The COVID Cohort - how has the pandemic impacted skills development and recruitment trends?
COVID-19 has had, and continues to have, a widespread effect on all aspects of life and business. At our recent ICAEW Global Employer Conference, we heard from industry experts in the recruitment space who gave their view on the effects of the pandemic on skills development and recruitment, specifically looking at recruitment trends, the development of skills throughout the pandemic along with the wellbeing of students. Speaking on this topic were DeLynn Senna and Kris Harris from Robert Half Recruitment, Natalie Hannan from Moore Kingston Smith and Nicholas Tay from Genting Malaysia.
Rising salaries due to candidates shortages
From a global perspective, Robert Half’s Executive Director, DeLynn Senna, stated that previously many were expecting there to be a growth within the recruitment market and, within the first quarter of 2021, she believed there had been a huge shift, with recruitment becoming a candidate-driven market. Robert Half works with companies across the globe
and has noticed it has become a consistent trend that hiring has become progressively harder due to talent shortages. As a result, to combat this issue, they noticed many
businesses re-evaluating the compensation they’re offering. Salaries offered are being increased by 20-40% to attract and retain the relevant top talent.
Flexible working arrangements
Senna also explained that their research showed around 90% of organisations would be looking to put in place a flexible working system. By doing this, it will allow organisations
access to a larger talent pool as they can begin hiring outside of their geographical location, also allowing candidates a broader range of opportunities. A similar change has been noted when looking at recruitment within the UK as Robert Half’s Associate Director, Kris Harris gave his view. He believes that the way in which people attract and hire talent has changed compared to 18 months ago, which has been aided by the adoption of video interviews.

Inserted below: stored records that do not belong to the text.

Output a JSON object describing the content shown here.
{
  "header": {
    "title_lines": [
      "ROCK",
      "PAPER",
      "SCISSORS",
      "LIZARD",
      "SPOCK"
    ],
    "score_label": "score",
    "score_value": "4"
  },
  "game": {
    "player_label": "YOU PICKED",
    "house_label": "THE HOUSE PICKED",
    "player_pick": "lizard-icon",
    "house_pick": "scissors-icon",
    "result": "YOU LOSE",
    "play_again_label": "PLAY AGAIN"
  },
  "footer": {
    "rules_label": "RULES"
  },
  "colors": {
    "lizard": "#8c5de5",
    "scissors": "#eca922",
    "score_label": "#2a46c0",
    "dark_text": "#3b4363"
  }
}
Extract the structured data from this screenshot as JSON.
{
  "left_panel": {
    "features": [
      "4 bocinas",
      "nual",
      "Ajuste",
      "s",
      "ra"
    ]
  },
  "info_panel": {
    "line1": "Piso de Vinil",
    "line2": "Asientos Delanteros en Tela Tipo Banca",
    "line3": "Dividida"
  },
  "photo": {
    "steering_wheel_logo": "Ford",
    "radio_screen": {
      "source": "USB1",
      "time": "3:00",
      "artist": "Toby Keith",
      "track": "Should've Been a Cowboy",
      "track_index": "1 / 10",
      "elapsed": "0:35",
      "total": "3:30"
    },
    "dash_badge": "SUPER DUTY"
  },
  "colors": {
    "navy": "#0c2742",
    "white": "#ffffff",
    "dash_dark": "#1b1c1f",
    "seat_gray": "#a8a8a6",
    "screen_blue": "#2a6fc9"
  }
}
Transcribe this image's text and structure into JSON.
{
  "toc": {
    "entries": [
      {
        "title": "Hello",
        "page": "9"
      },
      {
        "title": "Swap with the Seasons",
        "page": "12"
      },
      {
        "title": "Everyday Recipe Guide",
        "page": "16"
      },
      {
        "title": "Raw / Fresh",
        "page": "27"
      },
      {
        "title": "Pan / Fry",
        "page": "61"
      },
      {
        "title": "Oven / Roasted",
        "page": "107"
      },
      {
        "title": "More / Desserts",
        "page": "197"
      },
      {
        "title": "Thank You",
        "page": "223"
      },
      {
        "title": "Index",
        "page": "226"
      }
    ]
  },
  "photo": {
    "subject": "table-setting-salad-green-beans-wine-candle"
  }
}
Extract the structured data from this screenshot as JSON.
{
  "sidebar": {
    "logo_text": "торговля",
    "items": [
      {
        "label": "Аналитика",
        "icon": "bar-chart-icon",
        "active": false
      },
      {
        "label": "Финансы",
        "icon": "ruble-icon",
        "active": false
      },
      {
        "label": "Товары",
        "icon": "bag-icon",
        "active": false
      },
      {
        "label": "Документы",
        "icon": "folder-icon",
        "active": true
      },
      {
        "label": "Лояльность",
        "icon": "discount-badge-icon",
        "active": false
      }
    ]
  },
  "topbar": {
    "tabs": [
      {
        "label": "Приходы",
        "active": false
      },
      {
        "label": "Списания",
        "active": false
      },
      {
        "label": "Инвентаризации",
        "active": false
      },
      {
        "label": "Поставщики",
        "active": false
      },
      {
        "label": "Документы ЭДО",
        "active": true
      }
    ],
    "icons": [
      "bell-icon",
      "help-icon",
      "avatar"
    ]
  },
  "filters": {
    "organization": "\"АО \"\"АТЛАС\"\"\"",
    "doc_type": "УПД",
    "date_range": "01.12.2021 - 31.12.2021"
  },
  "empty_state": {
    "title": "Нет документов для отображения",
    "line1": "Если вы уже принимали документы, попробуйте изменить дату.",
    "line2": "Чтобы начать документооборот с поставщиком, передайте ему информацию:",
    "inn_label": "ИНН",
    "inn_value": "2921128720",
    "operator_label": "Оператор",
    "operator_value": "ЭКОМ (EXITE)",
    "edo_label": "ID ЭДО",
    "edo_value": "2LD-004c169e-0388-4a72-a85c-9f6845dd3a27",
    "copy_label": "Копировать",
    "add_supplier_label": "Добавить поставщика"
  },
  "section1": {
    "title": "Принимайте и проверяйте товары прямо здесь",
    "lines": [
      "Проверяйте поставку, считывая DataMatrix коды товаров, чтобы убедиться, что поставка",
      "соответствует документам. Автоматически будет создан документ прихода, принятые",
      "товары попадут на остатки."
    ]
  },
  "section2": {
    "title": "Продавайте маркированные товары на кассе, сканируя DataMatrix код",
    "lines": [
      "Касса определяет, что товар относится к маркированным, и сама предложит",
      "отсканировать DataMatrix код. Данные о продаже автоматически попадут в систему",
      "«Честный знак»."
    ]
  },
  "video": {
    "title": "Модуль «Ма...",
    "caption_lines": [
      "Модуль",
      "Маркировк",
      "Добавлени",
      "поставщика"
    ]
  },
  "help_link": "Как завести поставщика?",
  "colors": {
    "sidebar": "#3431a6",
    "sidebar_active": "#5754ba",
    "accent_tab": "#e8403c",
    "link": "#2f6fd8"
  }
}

Agreeing with DeLynn Senna, he noticed many organisations recruiting nationally stating that 30% of new recruitment has taken place from a wider geographical location rather than a standard commuting Distance.
Skills recruiters are looking for post COVID-19
In relation to skills development, both Kris Harris and Natalie Hannan, Talent Manager at Moore Kingston Smith, agreed that there has been a shift in the skills companies are now
prioritising. There has been an increase in desired soft skills with many now looking for individuals who are adaptive following the uncertainty of the pandemic, autonomous, customer focused, flexible and have a good understanding of technology given the rapid advancements throughout the pandemic.
Sharon Spice advised that the pandemic has enabled students to develop skills they wouldn’t have. Recent research undertaken by ICAEW looking at working practices during
the COVID-19 pandemic showed students felt they have enhanced their digital literacy skills as many don’t feel comfortable working via video all the time due to working from home
constraints such as background imagery and noise. Other skills developed while working from home were problem solving, communication and social dynamics.
Virtual interviews in response to Covid-19
Natalie Hanna joined her organisation during lockdown and therefore can understand first-hand the recruitment and hiring processes that many experienced. She advised that
Moore Kingston Smith attempted to update their hiring process to replicate the new ways of working, such as online assessment centres and video interviews. By harnessing technology in this manner, they hope to build confidence and familiarity with new recruits and the future ways of working as early as possible.
We then heard from Nicholas Tay, an ACA student from Malaysia currently working in the hospitality sector as a Finance Management Trainee. He explained that within his region,
there has been a major increase in video interviews along with a lot of contract hires as companies try to mitigate liabilities but also meet business needs.
Nicholas Tay also advised that there had been an increase in video interviews rather than conventional physical interviews to limit the exposure to the pandemic, and these have
proved to be very effective. Within the hospitality industry, the needs of businesses have become extremely volatile following the pandemic and as such there is an increase in
contract hire compared to the number of permanent hire contracts being offered. This is also predicted to involve any future students in training as companies look to mitigate as many liabilities as possible. This trend is happening across Southeast Asia within the hospitality industry more than any other.
The hiring process
The advice offered by our panel was to watch compensation trends closely when recruiting as they change weekly and can be volatile. Companies should also move fast when hiring and negotiate both financial and non-financial offers effectively. Once the candidate has been secured, employees should build touch points to keep up to date and maintain contact.
The panel also advised that with the new ways of working being predominantly from home, employees require more support as it is now harder to create a division between work and home life.
Employers should also look to make recruitment more comfortable to ensure they attract and hire the correct talent. To attract the right talent companies should tell their story through the recruitment process and display clearly what makes them stand out. Employers should also be using assessment centres for both candidates and employers to assess if the opportunity is right for them.